Geithner was able to get in and out of Washington DC pretty much unscathed. But his legacy will haunt the Treasury for a good while.
I will say that he did his job – for the banks.
(From Wall Street on Parade)
In an article by Jo Becker and Gretchen Morgenson published by the New York Times on April 26, 2009, Geithner admits that Sandy Weill spoke with him about becoming Citigroup’s CEO after Prince resigned following multi-billion dollar losses in late 2007. Were Geithner’s many trips to Citigroup actually job auditions? Geithner turned down the job offer and went on to become U.S. Treasury Secretary in 2009 where his advocacy for Citigroup’s survival played a far more important role than he could have as its CEO.
The other troubling possibility is that Geithner did not take other staff with him from the New York Fed because he was strategizing with Citigroup on how to resolve their massive financial problems. Indeed, on April 7, 2008, Geithner’s appointment calendar shows that a meeting was convened at the New York Fed and given the title: “Citigroup Strategy, Structure & Personnel Issues.” The meeting was attended by Geithner, Citigroup CEO Vikram Pandit, Citigroup Vice Chairman Lewis Kaden, and several staffers at the New York Fed. The meeting was held after hours, from 5:30 to 6:30 p.m.
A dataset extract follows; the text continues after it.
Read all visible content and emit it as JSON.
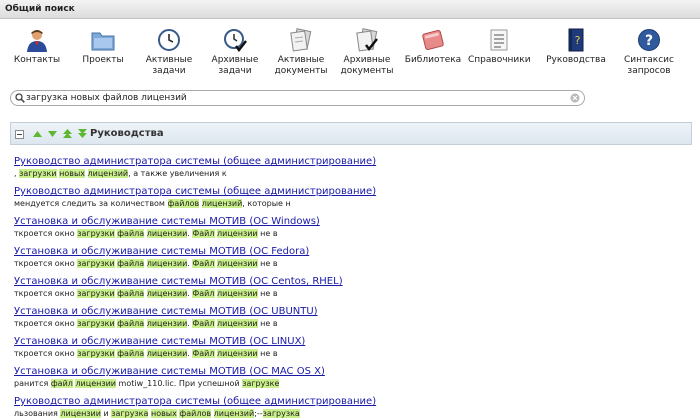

Strategizing on a company’s structure and personnel issues does not sound like the job of a regulator but the job of a competent CEO and Board of Directors.